Is Psychology a Brain or a Social Science? (PY101)
By examining significant areas of psychological theory and research, this course will attempt to answer the question: Is psychology a brain or a social science? The course provides, in a seminar setting, an introduction to the discipline and the psychology major, as well as a assessment of the primacy of our biology and our social setting (and its history) as the cause of complex human behaviors.
Andrew Futterman received his BA from Wesleyan University in Middletown CT, and his PhD in Clinical Psychology and Aging and Development from Washington University in St. Louis in 1987. He completed an NIMH/APA Clinical Psychology and Aging internship at Hutching Psychiatric Center in Syracuse, NY in 1981-1982. After receiving his Ph.D., he completed postdoctoral fellowships in Clinical Pharmacology (1987-89) and Geriatrics (1989-90) at Stanford University School of Medicine.
Andrew joins the faculty in the Psychology Department at Loyola this year after spending 25 years at the College of the Holy Cross in Worcester, MA. where he was a full professor. During his time at Holy Cross, he taught courses in his specialty area of psychology and aging, in research methods, and more advanced courses in the diagnosis and treatment of functional impairments and mental illness in later life. At Holy Cross, he was also Chair of the Health Professions Advisory Committee and director of the College’s Health Professions Program from 1996-2015.
Andrew has authored or coauthored more than 30 papers on the assessment and treatment of mental illness in later life, and critical commentaries on research methods in psychiatry and psychology. Many of these articles have appeared in leading journals and many include student coauthors. Outlets for my research have included Journal Consulting and Clinical Psychology, Psychology and Aging, Annals of Internal Medicine, Journals of Gerontology, and Psychological Assessment, among others. He is an ad hoc reviewer for several of these journals as well.
In addition, Andrew also received grants from the National Institute of Health/National Institute on Aging to assess the effects of aging and stress on religious involvement in late middle age and later life, a focus of his research going forward at Loyola.
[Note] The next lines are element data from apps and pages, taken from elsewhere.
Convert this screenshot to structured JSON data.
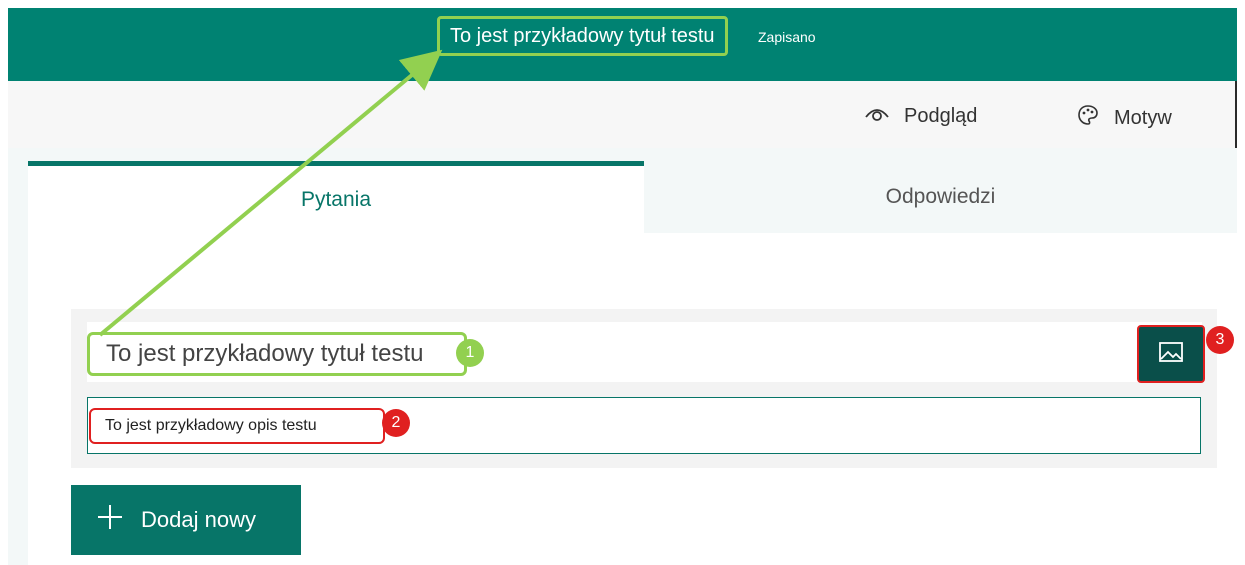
{
  "header": {
    "form_title": "To jest przykładowy tytuł testu",
    "save_status": "Zapisano"
  },
  "toolbar": {
    "preview_label": "Podgląd",
    "theme_label": "Motyw"
  },
  "tabs": [
    {
      "label": "Pytania",
      "active": true
    },
    {
      "label": "Odpowiedzi",
      "active": false
    }
  ],
  "form": {
    "title_value": "To jest przykładowy tytuł testu",
    "description_value": "To jest przykładowy opis testu",
    "add_new_label": "Dodaj nowy"
  },
  "annotations": {
    "badge_1": "1",
    "badge_2": "2",
    "badge_3": "3"
  },
  "colors": {
    "brand": "#008272",
    "accent_green": "#92d050",
    "accent_red": "#e02020"
  }
}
Perceptions across the Atlantic: Dreams, Realities and Stories (HS 101)
This course will examine how the perspective on human nature changed over time in Europe between the 1550s and the 1950s. The course will start in a Europe ravaged by religious war and end with the cataclysmic wars of the 20th century. What can we learn about human nature, about the structure of governments and the construction of communities across the centuries? What are human rights and whose rights are we talking about when we examine the early discussions of the relationship between society and the individual in Europe, in the United States and in the European empires of the late 19th century? We will consider the ideals put forth by revolutionaries in France in 1789, by abolitionists of the 19th century, by suffragists, and by Communists in Russia in 1917. We will end the course by examining the implications of fascist definitions of human nature in the 1930s and 1940s.
Katherine Stern Brennan PhD researches and writes on the cultural history of seventeenth century France- - focusing on life outside of the court at Versailles. She received her PhD from Johns Hopkins University and has been teaching at Loyola University Maryland for many years. She very much enjoys teaching first year students and helped design the initial format of the Messina program. The challenge of helping students to ask questions of the past in order to better understand the present has always motivated her to connect course work with contemporary issues. She travels to France frequently and when possible returns to a family farm in Vermont.
Megan Henry joined the Loyola community in August 2012 and is the Assistant Director of Disability Support Services. Prior to her career in higher education Megan worked as an educator in the public school system. Megan earned a B.S. in Psychology from Towson University and a M.S. in Special Education from McDaniel College.